The NHS is a British institution we’re proud of right? We even played tribute to it in the opening ceremony of the 2012 Olympic Games.
In 1948 the NHS was set up to provide free healthcare at a point of requirement for everyone no matter who or how wealthy the person was, removing the previous inequalities in health that existed. This is something that as a nurse I am incredibly proud of. I have worked in systems where this is not the case and where many people die instead of getting help. I worked at one hospital in Africa which asked for a contribution of the equivalent of 20 pence to be seen in the hospital. The hospital didn’t turn anyone away if they were really poorly but by that time it was usually too late.
The NHS has many issues at the moment, and to be honest it is making me question whether I want to be working in the system.
NHS funding comes from the taxpayer. It is recognised within research that the total amount of GDP used for funding the NHS has gone down in recent years from 6.3% in 2000 to a projected 5.2% by 2020. This is significantly below the EU average of 10.1% and despite there being a privatised system in the USA their funding in GDP terms is around 17.8%. That sounds incredible doesn’t it.
A well funded system is able to support the future of healthcare, money can then be put into education and research as well as front line services.
The real terms effect of this reduction in funding is services being squeezed, beds being closed across hospitals, staff put under more pressure to deliver services, with fewer resources. There would appear to have always been some difficulties in delivering services within the budget, when three years after the start of the NHS it was decided to start to charge fees for prescriptions, dental treatments and eye care.
Now there is increasing demand for all services and less funding, some treatments don’t get the same amount of attention. For example some places in the UK will have guidelines for non urgent care like IVF, or even guidelines for specific expensive drug treatments like oncology treatments or mental health treatments. Both of which have a significant impact on the patients overall wellbeing.
So as funding has decreased, the cost of new treatments, new drugs and innovations has increased. As has patient life expectancy, among with the reduction of childhood mortality. Have we got to a point that the NHS can’t actually do everything? Are we expecting too much.
This can be seen with the recent NHS Cyber attacks, the computer system was vulnerable because the cost of upgrading it and looking after it just wasn’t as important as other funding priorities. Only on becoming a national crisis was something done about it, and sadly I know that some patients had negative outcomes as a result.
It would be interesting to know where money is going. For example when I trained we were told each nurse cost the NHS £45000 to train. Now students are having to fund themselves to train …. where is that money going?
Sometimes i do think that the NHS have significant money wastage. I never can understand why I can buy a decent chair at Ikea for £50 but almost the same one through NHS procurement is £400. Why does each trust need to go on recruitment trips overseas each year to plug the latest staffing crisis, when they could grow their own and look after the ones that they have. A lot of recruitment trips prior to Brexit brought workers to the UK and polls after Brexit suggest that 60% of European workers were considering going back due to the uncertainty around employment. We need to look after these workers, they are the ones propping up our creaking system.

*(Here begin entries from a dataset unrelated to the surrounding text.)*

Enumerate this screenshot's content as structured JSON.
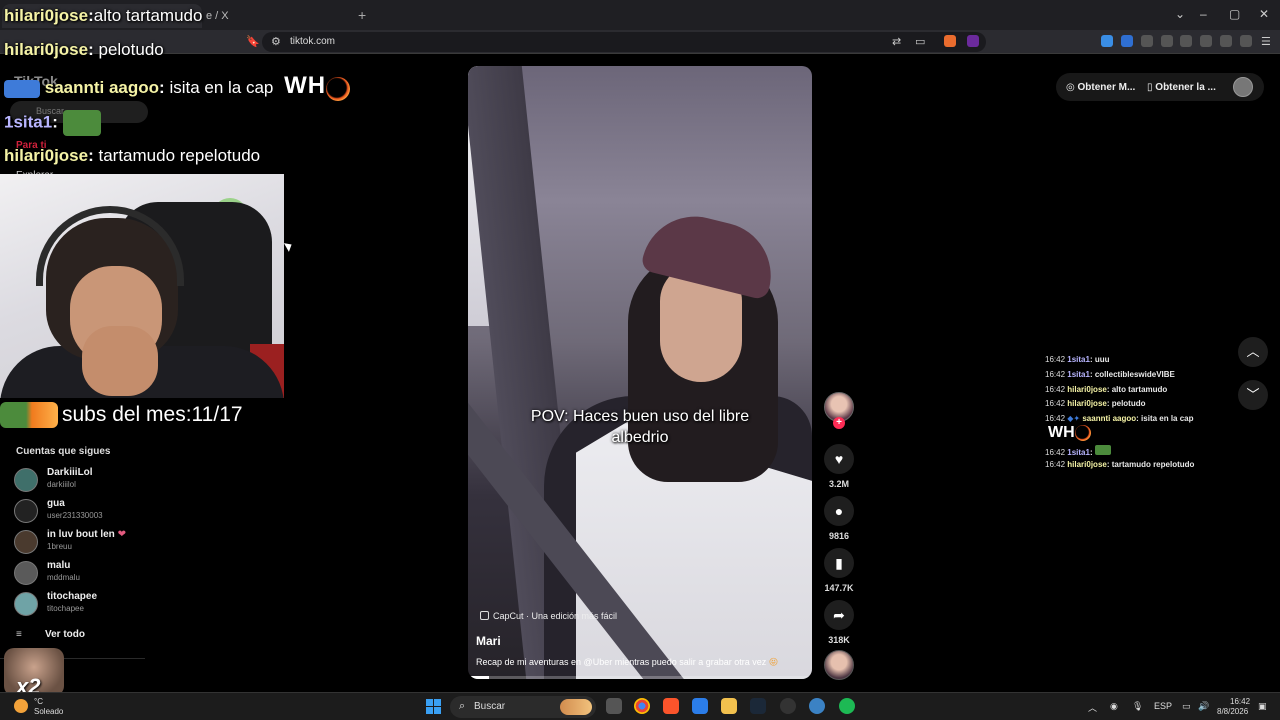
{
  "browser": {
    "url": "tiktok.com",
    "tab_extra": "e / X",
    "new_tab_icon": "plus-icon"
  },
  "tiktok": {
    "logo": "TikTok",
    "search_placeholder": "Buscar",
    "nav_for_you": "Para ti",
    "nav_explore": "Explorar",
    "following_header": "Cuentas que sigues",
    "following": [
      {
        "name": "DarkiiiLol",
        "user": "darkiiilol"
      },
      {
        "name": "gua",
        "user": "user231330003"
      },
      {
        "name": "in luv bout len",
        "user": "1breuu"
      },
      {
        "name": "malu",
        "user": "mddmalu"
      },
      {
        "name": "titochapee",
        "user": "titochapee"
      }
    ],
    "see_all": "Ver todo",
    "header_btn_1": "Obtener M...",
    "header_btn_2": "Obtener la ..."
  },
  "overlay": {
    "chat": [
      {
        "user": "hilari0jose",
        "msg": "alto tartamudo"
      },
      {
        "user": "hilari0jose",
        "msg": "pelotudo"
      },
      {
        "user": "saannti aagoo",
        "msg": "isita en la cap",
        "extra": "WH"
      },
      {
        "user": "1sita1",
        "msg": ""
      },
      {
        "user": "hilari0jose",
        "msg": "tartamudo repelotudo"
      }
    ],
    "subs": "subs del mes:11/17",
    "multiplier": "x2"
  },
  "video": {
    "caption": "POV: Haces buen uso del libre albedrio",
    "capcut": "CapCut · Una edición más fácil",
    "author": "Mari",
    "description": "Recap de mi aventuras en @Uber mientras puedo salir a grabar otra vez",
    "progress": 0.06
  },
  "actions": {
    "likes": "3.2M",
    "comments": "9816",
    "saves": "147.7K",
    "shares": "318K"
  },
  "side_chat": [
    {
      "time": "16:42",
      "user": "1sita1",
      "msg": "uuu"
    },
    {
      "time": "16:42",
      "user": "1sita1",
      "msg": "collectibleswideVIBE"
    },
    {
      "time": "16:42",
      "user": "hilari0jose",
      "msg": "alto tartamudo"
    },
    {
      "time": "16:42",
      "user": "hilari0jose",
      "msg": "pelotudo"
    },
    {
      "time": "16:42",
      "user": "saannti aagoo",
      "msg": "isita en la cap"
    },
    {
      "time": "16:42",
      "user": "1sita1",
      "msg": ""
    },
    {
      "time": "16:42",
      "user": "hilari0jose",
      "msg": "tartamudo repelotudo"
    }
  ],
  "side_chat_who": "WH",
  "taskbar": {
    "weather_temp": "°C",
    "weather_cond": "Soleado",
    "search": "Buscar",
    "lang": "ESP",
    "time": "16:42",
    "date": "8/8/2026"
  },
  "colors": {
    "accent_tiktok": "#fe2c55",
    "chat_user": "#f5f3a6",
    "chat_user_alt": "#b8b5ff"
  }
}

So at the minute we are in a position with less financial resources even though on the front line there is a constant pressure to maintain good patient care and deliver performance targets.
On a personal level more and more I realise that I pay for services that I would have previously expected the NHS to provide. For example I was injured in an accident 4 years ago in the course of my treatment I needed an MRI, Physiotherapy and Psychotherapy input, when I realised this would be difficult to fit around my full time job without requiring sick time and that the waits were a long time along with the anxieties of not knowing what the problem required. I paid for everything privately at my own convenience. I’m really lucky in that I could afford that at the time, but it has made me appreciate that other people have significant challenges in obtaining the care that would improve their overall health and wellbeing. We are so focussed on individual problems, instead of overall well being. To be honest I write a prescription every single day that I know will not be picked up due to the cost of it. So much so if someone gives me a really good story about why they won’t get their prescription I’m also quite liable to give them a tenner with it.
Staffing issues are increasingly prevalent within the system, use of agency has been under scrutiny, mainly because of the cost and IR35. I work with the most amazing agency workers who come from all over the world, there is some resentment from the staff on the shop floor, how an agency member of staff is paid significantly more than the sister in charge of the department with very little responsibility. But these workers are absolutely required until establishments are recruited to and retention of staff is improved.
My opinion is that although the NHS was set up to address inequalities in healthcare, more and more it is creating inequalities every day. We can help it by using services appropriately, buying medications over the counter, consider financial wastage, improve funding but that can first be done by looking at where the funding goes and the effectiveness of it. Most of all we need to encourage staff to stay, it’s all too tempting for young nurses to go to Australia or New Zealand, where they can have better wages and an improved work / life balance. Why can’t we adopt some of those strategies here.